**Description of the task:** Type out the whole listing again exactly, pictures omitted.

**Record excerpts:**

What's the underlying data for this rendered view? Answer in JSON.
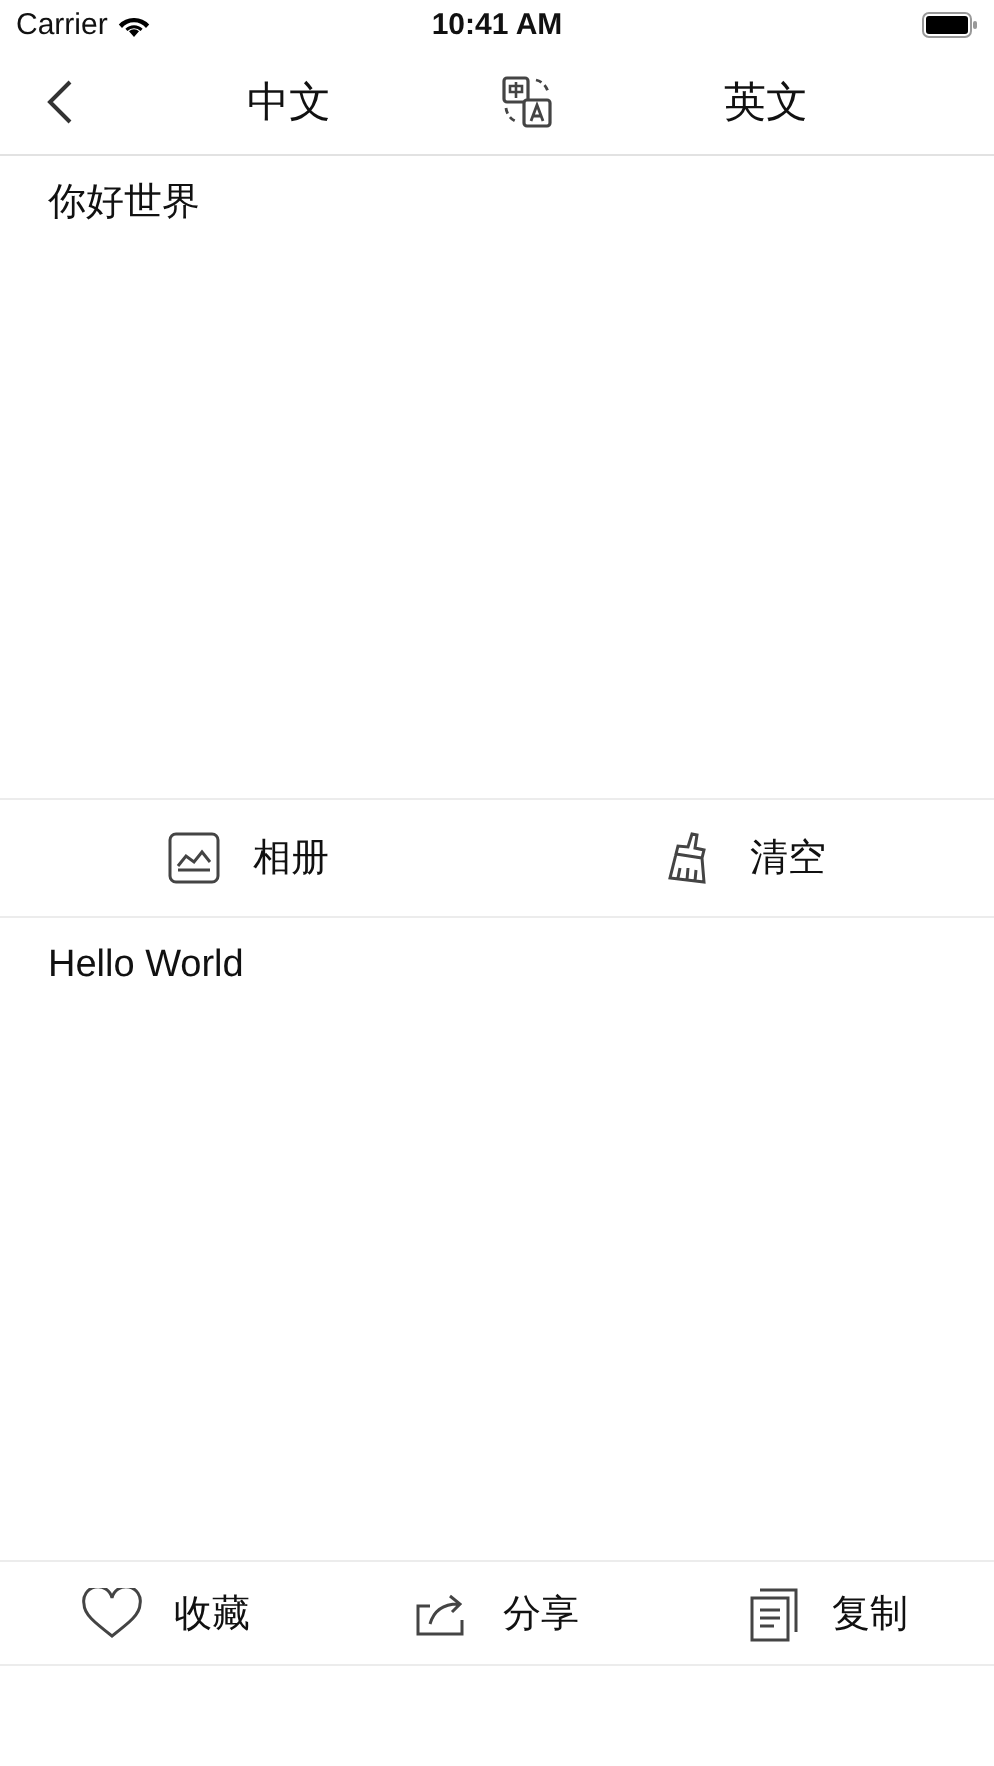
{
  "status_bar": {
    "carrier": "Carrier",
    "time": "10:41 AM"
  },
  "nav": {
    "source_language": "中文",
    "target_language": "英文"
  },
  "input": {
    "value": "你好世界"
  },
  "input_actions": [
    {
      "kind": "album",
      "label": "相册"
    },
    {
      "kind": "clear",
      "label": "清空"
    }
  ],
  "output": {
    "text": "Hello World"
  },
  "output_actions": [
    {
      "kind": "favorite",
      "label": "收藏"
    },
    {
      "kind": "share",
      "label": "分享"
    },
    {
      "kind": "copy",
      "label": "复制"
    }
  ]
}
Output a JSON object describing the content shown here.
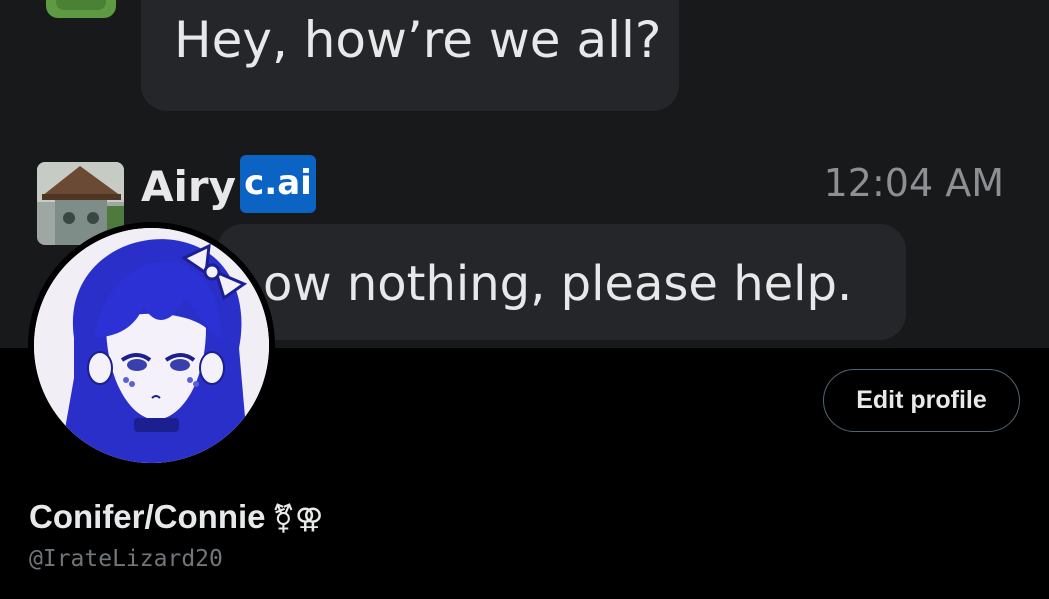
{
  "banner": {
    "message_1": "Hey, how’re we all?",
    "sender": {
      "name": "Airy",
      "badge": "c.ai",
      "time": "12:04 AM"
    },
    "message_2": "ow nothing, please help."
  },
  "profile": {
    "edit_button": "Edit profile",
    "display_name": "Conifer/Connie",
    "name_symbols": "⚧⚢",
    "handle": "@IrateLizard20"
  },
  "colors": {
    "background": "#000000",
    "banner_bg": "#18191b",
    "bubble": "#252629",
    "badge": "#0b63c4",
    "text_primary": "#e7e9ea",
    "text_secondary": "#71767b"
  }
}
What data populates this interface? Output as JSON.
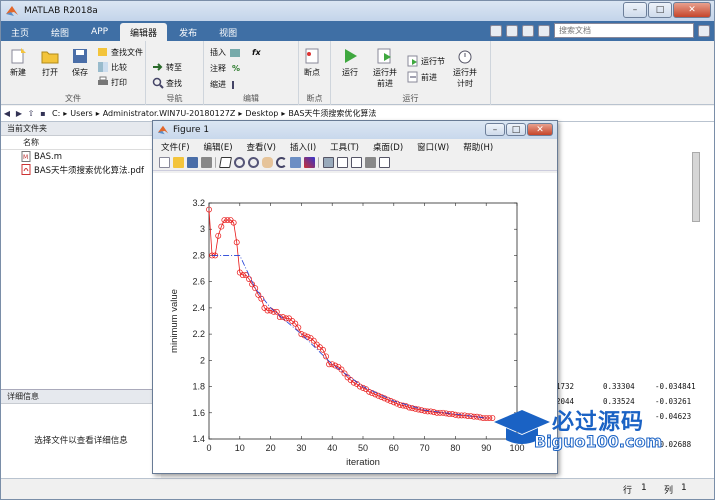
{
  "window": {
    "title": "MATLAB R2018a"
  },
  "tabs": [
    "主页",
    "绘图",
    "APP",
    "编辑器",
    "发布",
    "视图"
  ],
  "active_tab": 3,
  "search": {
    "placeholder": "搜索文档"
  },
  "ribbon": {
    "file_group": {
      "label": "文件",
      "new": "新建",
      "open": "打开",
      "save": "保存",
      "find_files": "查找文件",
      "compare": "比较",
      "print": "打印"
    },
    "nav_group": {
      "label": "导航",
      "goto": "转至",
      "find": "查找"
    },
    "edit_group": {
      "label": "编辑",
      "insert": "插入",
      "comment": "注释",
      "indent": "缩进"
    },
    "breakpoint_group": {
      "label": "断点",
      "breakpoints": "断点"
    },
    "run_group": {
      "label": "运行",
      "run": "运行",
      "run_advance": "运行并\n前进",
      "run_section": "运行节",
      "advance": "前进",
      "run_time": "运行并\n计时"
    }
  },
  "address": {
    "parts": [
      "C:",
      "Users",
      "Administrator.WIN7U-20180127Z",
      "Desktop",
      "BAS天牛须搜索优化算法"
    ]
  },
  "current_folder": {
    "title": "当前文件夹",
    "col_name": "名称",
    "files": [
      "BAS.m",
      "BAS天牛须搜索优化算法.pdf"
    ]
  },
  "details": {
    "title": "详细信息",
    "message": "选择文件以查看详细信息"
  },
  "workspace_values": [
    {
      "a": "1732",
      "b": "0.33304",
      "c": "-0.034841"
    },
    {
      "a": "2044",
      "b": "0.33524",
      "c": "-0.03261"
    },
    {
      "a": "",
      "b": "",
      "c": "-0.04623"
    },
    {
      "a": "",
      "b": "",
      "c": "-0.02688"
    }
  ],
  "status": {
    "row_label": "行",
    "row": "1",
    "col_label": "列",
    "col": "1"
  },
  "figure": {
    "title": "Figure 1",
    "menu": [
      "文件(F)",
      "编辑(E)",
      "查看(V)",
      "插入(I)",
      "工具(T)",
      "桌面(D)",
      "窗口(W)",
      "帮助(H)"
    ]
  },
  "chart_data": {
    "type": "line",
    "xlabel": "iteration",
    "ylabel": "minimum value",
    "xlim": [
      0,
      100
    ],
    "ylim": [
      1.4,
      3.2
    ],
    "xticks": [
      0,
      10,
      20,
      30,
      40,
      50,
      60,
      70,
      80,
      90,
      100
    ],
    "yticks": [
      1.4,
      1.6,
      1.8,
      2,
      2.2,
      2.4,
      2.6,
      2.8,
      3,
      3.2
    ],
    "series": [
      {
        "color": "#e81818",
        "marker": "circle",
        "x": [
          0,
          1,
          2,
          3,
          4,
          5,
          6,
          7,
          8,
          9,
          10,
          11,
          12,
          13,
          14,
          15,
          16,
          17,
          18,
          19,
          20,
          21,
          22,
          23,
          24,
          25,
          26,
          27,
          28,
          29,
          30,
          31,
          32,
          33,
          34,
          35,
          36,
          37,
          38,
          39,
          40,
          41,
          42,
          43,
          44,
          45,
          46,
          47,
          48,
          49,
          50,
          51,
          52,
          53,
          54,
          55,
          56,
          57,
          58,
          59,
          60,
          61,
          62,
          63,
          64,
          65,
          66,
          67,
          68,
          69,
          70,
          71,
          72,
          73,
          74,
          75,
          76,
          77,
          78,
          79,
          80,
          81,
          82,
          83,
          84,
          85,
          86,
          87,
          88,
          89,
          90,
          91,
          92
        ],
        "values": [
          3.15,
          2.8,
          2.8,
          2.95,
          3.02,
          3.07,
          3.07,
          3.07,
          3.05,
          2.9,
          2.67,
          2.65,
          2.65,
          2.62,
          2.58,
          2.55,
          2.5,
          2.47,
          2.4,
          2.38,
          2.38,
          2.37,
          2.37,
          2.33,
          2.33,
          2.32,
          2.32,
          2.3,
          2.28,
          2.25,
          2.2,
          2.19,
          2.18,
          2.17,
          2.15,
          2.12,
          2.1,
          2.08,
          2.03,
          1.97,
          1.97,
          1.96,
          1.95,
          1.93,
          1.9,
          1.87,
          1.85,
          1.83,
          1.82,
          1.8,
          1.79,
          1.78,
          1.76,
          1.75,
          1.74,
          1.73,
          1.72,
          1.71,
          1.7,
          1.69,
          1.68,
          1.67,
          1.66,
          1.655,
          1.65,
          1.64,
          1.635,
          1.63,
          1.625,
          1.62,
          1.615,
          1.61,
          1.61,
          1.605,
          1.6,
          1.6,
          1.6,
          1.595,
          1.59,
          1.59,
          1.585,
          1.58,
          1.58,
          1.58,
          1.575,
          1.575,
          1.57,
          1.57,
          1.565,
          1.56,
          1.56,
          1.56,
          1.56
        ]
      },
      {
        "color": "#1f3fd6",
        "marker": "none",
        "style": "dash-dot",
        "x": [
          1,
          2,
          3,
          4,
          5,
          6,
          7,
          8,
          9,
          10,
          15,
          20,
          30,
          40,
          50,
          60,
          70,
          80,
          90
        ],
        "values": [
          2.8,
          2.8,
          2.8,
          2.8,
          2.8,
          2.8,
          2.8,
          2.8,
          2.8,
          2.8,
          2.55,
          2.4,
          2.2,
          1.97,
          1.8,
          1.69,
          1.62,
          1.59,
          1.56
        ]
      }
    ]
  },
  "watermark": {
    "title": "必过源码",
    "url": "Biguo100.com"
  },
  "colors": {
    "tab_bar": "#3f6fa5",
    "line": "#e81818",
    "line2": "#1f3fd6",
    "watermark": "#1a62c4"
  }
}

**Output of the task:**
What's the underlying data for this rendered view? Answer in JSON.
{
  "status_bar": {
    "carrier": "Carrier",
    "time": "10:41 AM"
  },
  "nav": {
    "source_language": "中文",
    "target_language": "英文"
  },
  "input": {
    "value": "你好世界"
  },
  "input_actions": [
    {
      "kind": "album",
      "label": "相册"
    },
    {
      "kind": "clear",
      "label": "清空"
    }
  ],
  "output": {
    "text": "Hello World"
  },
  "output_actions": [
    {
      "kind": "favorite",
      "label": "收藏"
    },
    {
      "kind": "share",
      "label": "分享"
    },
    {
      "kind": "copy",
      "label": "复制"
    }
  ]
}
Output a JSON object describing the content shown here.
{
  "banner": {
    "message_1": "Hey, how’re we all?",
    "sender": {
      "name": "Airy",
      "badge": "c.ai",
      "time": "12:04 AM"
    },
    "message_2": "ow nothing, please help."
  },
  "profile": {
    "edit_button": "Edit profile",
    "display_name": "Conifer/Connie",
    "name_symbols": "⚧⚢",
    "handle": "@IrateLizard20"
  },
  "colors": {
    "background": "#000000",
    "banner_bg": "#18191b",
    "bubble": "#252629",
    "badge": "#0b63c4",
    "text_primary": "#e7e9ea",
    "text_secondary": "#71767b"
  }
}
What data populates this interface? Output as JSON.
{
  "window": {
    "title": "MATLAB R2018a"
  },
  "tabs": [
    "主页",
    "绘图",
    "APP",
    "编辑器",
    "发布",
    "视图"
  ],
  "active_tab": 3,
  "search": {
    "placeholder": "搜索文档"
  },
  "ribbon": {
    "file_group": {
      "label": "文件",
      "new": "新建",
      "open": "打开",
      "save": "保存",
      "find_files": "查找文件",
      "compare": "比较",
      "print": "打印"
    },
    "nav_group": {
      "label": "导航",
      "goto": "转至",
      "find": "查找"
    },
    "edit_group": {
      "label": "编辑",
      "insert": "插入",
      "comment": "注释",
      "indent": "缩进"
    },
    "breakpoint_group": {
      "label": "断点",
      "breakpoints": "断点"
    },
    "run_group": {
      "label": "运行",
      "run": "运行",
      "run_advance": "运行并\n前进",
      "run_section": "运行节",
      "advance": "前进",
      "run_time": "运行并\n计时"
    }
  },
  "address": {
    "parts": [
      "C:",
      "Users",
      "Administrator.WIN7U-20180127Z",
      "Desktop",
      "BAS天牛须搜索优化算法"
    ]
  },
  "current_folder": {
    "title": "当前文件夹",
    "col_name": "名称",
    "files": [
      "BAS.m",
      "BAS天牛须搜索优化算法.pdf"
    ]
  },
  "details": {
    "title": "详细信息",
    "message": "选择文件以查看详细信息"
  },
  "workspace_values": [
    {
      "a": "1732",
      "b": "0.33304",
      "c": "-0.034841"
    },
    {
      "a": "2044",
      "b": "0.33524",
      "c": "-0.03261"
    },
    {
      "a": "",
      "b": "",
      "c": "-0.04623"
    },
    {
      "a": "",
      "b": "",
      "c": "-0.02688"
    }
  ],
  "status": {
    "row_label": "行",
    "row": "1",
    "col_label": "列",
    "col": "1"
  },
  "figure": {
    "title": "Figure 1",
    "menu": [
      "文件(F)",
      "编辑(E)",
      "查看(V)",
      "插入(I)",
      "工具(T)",
      "桌面(D)",
      "窗口(W)",
      "帮助(H)"
    ]
  },
  "chart_data": {
    "type": "line",
    "xlabel": "iteration",
    "ylabel": "minimum value",
    "xlim": [
      0,
      100
    ],
    "ylim": [
      1.4,
      3.2
    ],
    "xticks": [
      0,
      10,
      20,
      30,
      40,
      50,
      60,
      70,
      80,
      90,
      100
    ],
    "yticks": [
      1.4,
      1.6,
      1.8,
      2,
      2.2,
      2.4,
      2.6,
      2.8,
      3,
      3.2
    ],
    "series": [
      {
        "color": "#e81818",
        "marker": "circle",
        "x": [
          0,
          1,
          2,
          3,
          4,
          5,
          6,
          7,
          8,
          9,
          10,
          11,
          12,
          13,
          14,
          15,
          16,
          17,
          18,
          19,
          20,
          21,
          22,
          23,
          24,
          25,
          26,
          27,
          28,
          29,
          30,
          31,
          32,
          33,
          34,
          35,
          36,
          37,
          38,
          39,
          40,
          41,
          42,
          43,
          44,
          45,
          46,
          47,
          48,
          49,
          50,
          51,
          52,
          53,
          54,
          55,
          56,
          57,
          58,
          59,
          60,
          61,
          62,
          63,
          64,
          65,
          66,
          67,
          68,
          69,
          70,
          71,
          72,
          73,
          74,
          75,
          76,
          77,
          78,
          79,
          80,
          81,
          82,
          83,
          84,
          85,
          86,
          87,
          88,
          89,
          90,
          91,
          92
        ],
        "values": [
          3.15,
          2.8,
          2.8,
          2.95,
          3.02,
          3.07,
          3.07,
          3.07,
          3.05,
          2.9,
          2.67,
          2.65,
          2.65,
          2.62,
          2.58,
          2.55,
          2.5,
          2.47,
          2.4,
          2.38,
          2.38,
          2.37,
          2.37,
          2.33,
          2.33,
          2.32,
          2.32,
          2.3,
          2.28,
          2.25,
          2.2,
          2.19,
          2.18,
          2.17,
          2.15,
          2.12,
          2.1,
          2.08,
          2.03,
          1.97,
          1.97,
          1.96,
          1.95,
          1.93,
          1.9,
          1.87,
          1.85,
          1.83,
          1.82,
          1.8,
          1.79,
          1.78,
          1.76,
          1.75,
          1.74,
          1.73,
          1.72,
          1.71,
          1.7,
          1.69,
          1.68,
          1.67,
          1.66,
          1.655,
          1.65,
          1.64,
          1.635,
          1.63,
          1.625,
          1.62,
          1.615,
          1.61,
          1.61,
          1.605,
          1.6,
          1.6,
          1.6,
          1.595,
          1.59,
          1.59,
          1.585,
          1.58,
          1.58,
          1.58,
          1.575,
          1.575,
          1.57,
          1.57,
          1.565,
          1.56,
          1.56,
          1.56,
          1.56
        ]
      },
      {
        "color": "#1f3fd6",
        "marker": "none",
        "style": "dash-dot",
        "x": [
          1,
          2,
          3,
          4,
          5,
          6,
          7,
          8,
          9,
          10,
          15,
          20,
          30,
          40,
          50,
          60,
          70,
          80,
          90
        ],
        "values": [
          2.8,
          2.8,
          2.8,
          2.8,
          2.8,
          2.8,
          2.8,
          2.8,
          2.8,
          2.8,
          2.55,
          2.4,
          2.2,
          1.97,
          1.8,
          1.69,
          1.62,
          1.59,
          1.56
        ]
      }
    ]
  },
  "watermark": {
    "title": "必过源码",
    "url": "Biguo100.com"
  },
  "colors": {
    "tab_bar": "#3f6fa5",
    "line": "#e81818",
    "line2": "#1f3fd6",
    "watermark": "#1a62c4"
  }
}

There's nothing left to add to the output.